And all things said and done, and since this dish took me back to my childhood, I give it two thumbs up.
CHANNA MASALA USING EASILY FOUND INGREDIENTS
To make roasted cumin powder, in a pan on medium heat dry roast cumin seeds till they are nice and fragrant and darkish brown (but not burnt). Keep stirring them so that all the seeds are evenly roasted. Once the seeds are roasted, grind them in a coffee or spice grinder to a powder. This roasted cumin powder is great to add as a final touch to many dishes, including raita, salads. Dry roasting the everyday cumin brings in a lovely smoky flavor which is not usually found in the regular cumin or powdered cumin.
Preparation time: 10 minutes
Cooking time: 15-20 minutes
- 1 tbsp grated ginger
- 2-3 green chillies
- 1/2 a lemon, squeezed ( 1 tbsp lemon juice
- 2 tsp black pepper
- 1 tsp cumin seeds
- 2 inch piece cinnamon
- about 2 tsp roasted cumin powder (see note above)
- 2-3 bay leaves
- 2-3 cloves garlic
- 1/4 cup coriander/cilantro leaves, finely chopped
- 1 1/4 cup black tea ( I used TyPhoo tea bags and boiled the 1 1/4 cup water and steeped the tea bag for 3 minutes in it. If buying tea just for this dish seems a lot just use water.)
- 2 roma tomatoes, finely chopped
- 1/4 cup onion, chopped (plus extra for garnishing)
- 2 cans canned chickpeas/ garbanzo beans, drained and washed
- 2-3 tbsp vegetable oil
- 1 tsp garam masala
- In a kadhai or a big enough saucepan, heat the oil. Add in the cinnamon, bay leaves and cumin seeds. Cook for a few seconds till you start getting the fragrance.
- Add in the ginger, garlic and green chillies. Saute for a few seconds.
- Add in the onions and cook till light brown.
- Add in the chopped tomatoes and cook for another few minutes, till you see the oil separating.
- Now put in the chickpeas and the tea steeped water. Add in the salt, roasted cumin powder, garam masala, black pepper and let simmer uncovered on low heat for about 10 minutes, stirring gently now and then. Since we are using canned chickpeas they just need a few minutes to absorb the different spices. If you are using uncooked chickpeas, when boiling or pressure cooking them, I would suggest adding the tea bag to the water. You will achieve the perfect “Punjabi” color for your chickpeas.
- Add in the lemon juice and adjust seasoning. Mix in the chopped cilantro leaves.
- Garnish with lemon and chopped onions.

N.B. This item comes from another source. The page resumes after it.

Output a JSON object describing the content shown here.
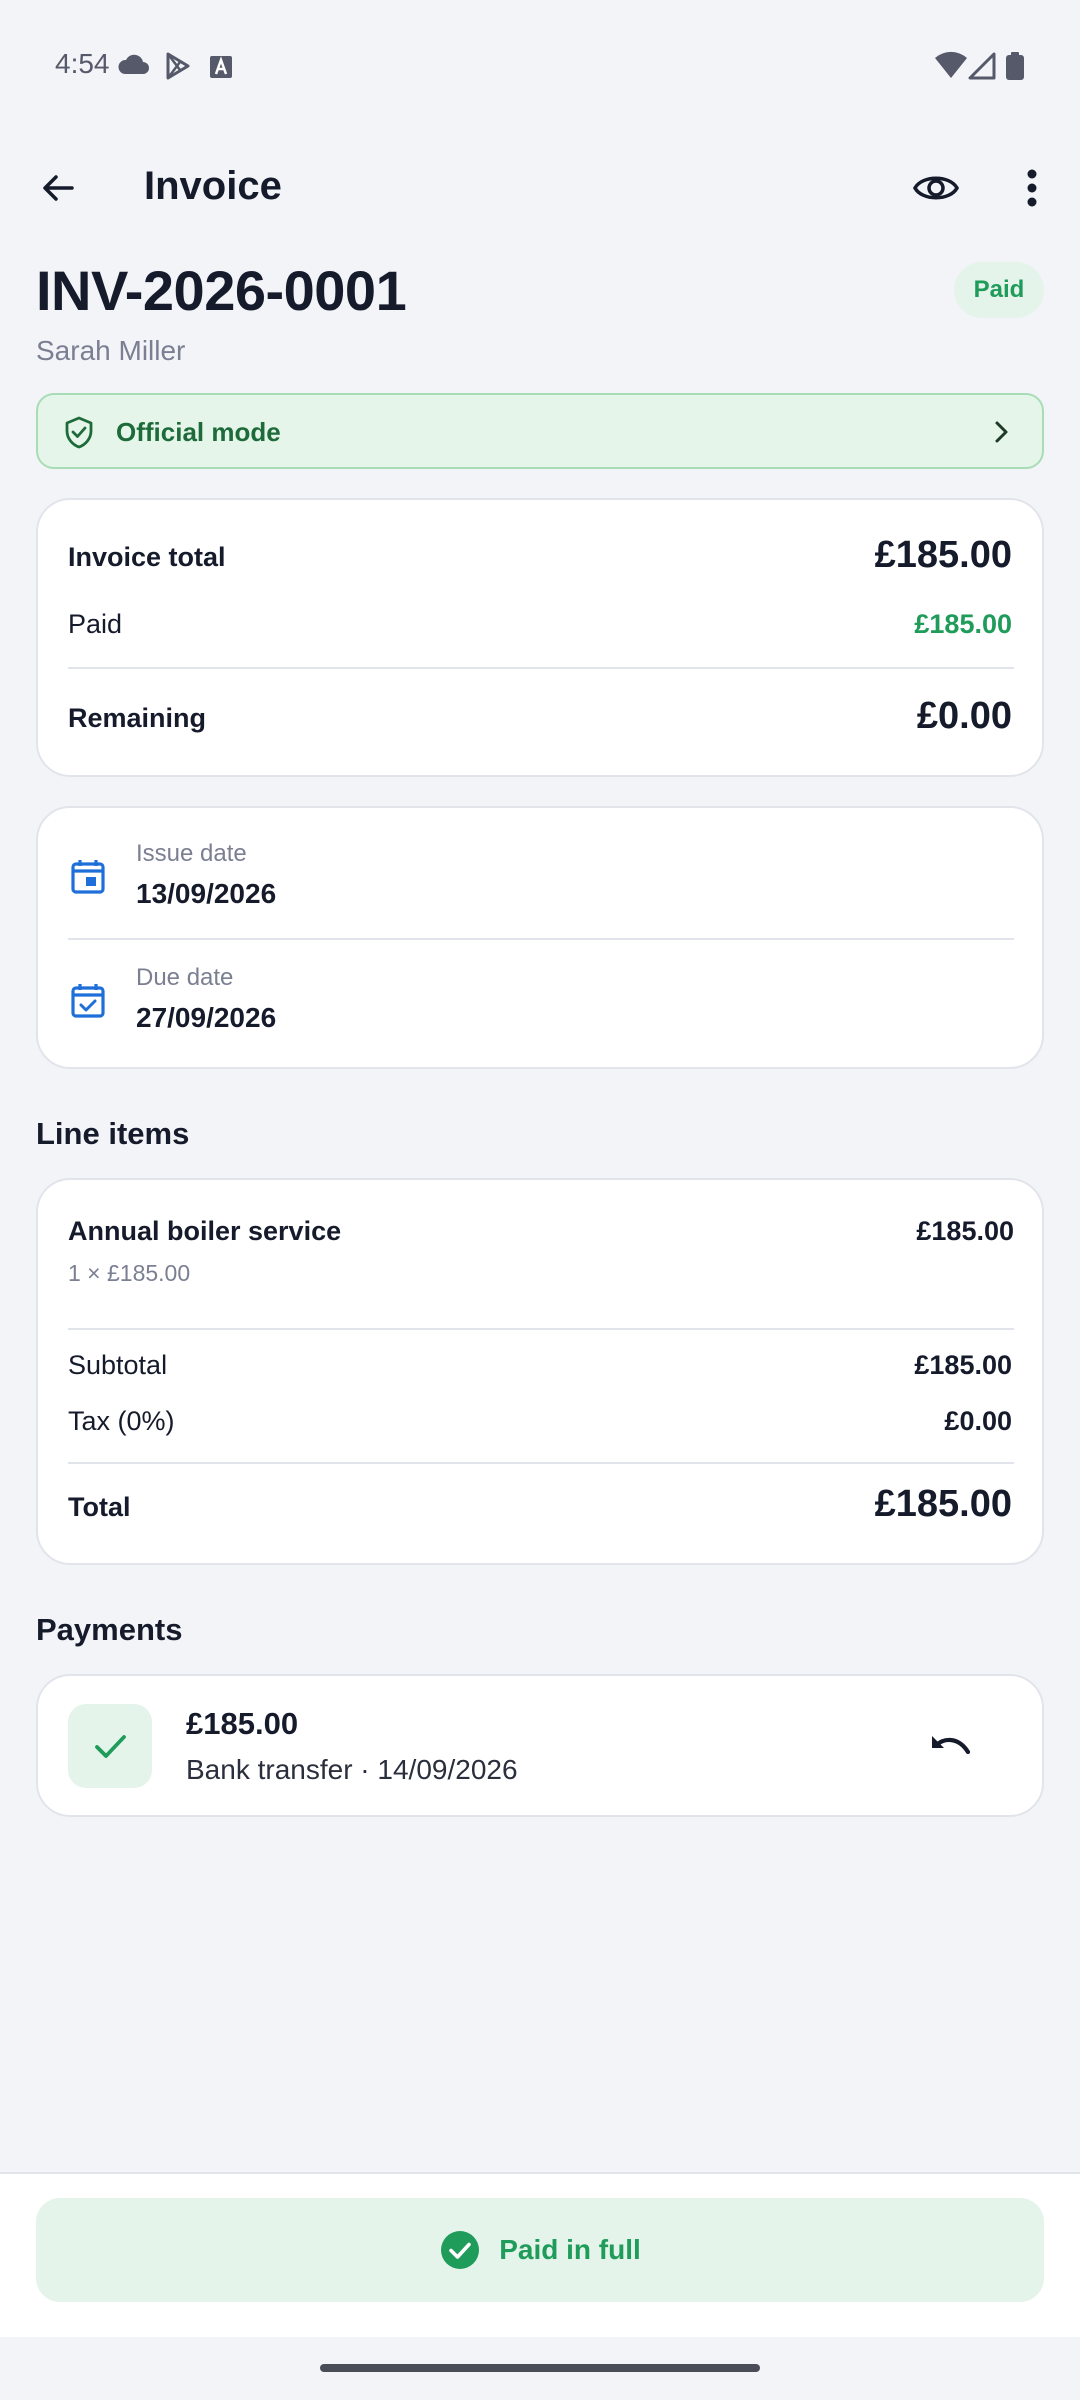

- Serve with any flat bread of choice- pita, naan, roti, poori, bhatura or my personal recommendation 10-15 second microwaved sourdough bread slices. Just microwaving for 10-15 seconds, makes the sourdough soft, giving it the same texture as a kulcha and since the sourdough has that tangy flavour to it, it fits as a perfect substitute for kulcha, a perfect complement to the channa masala.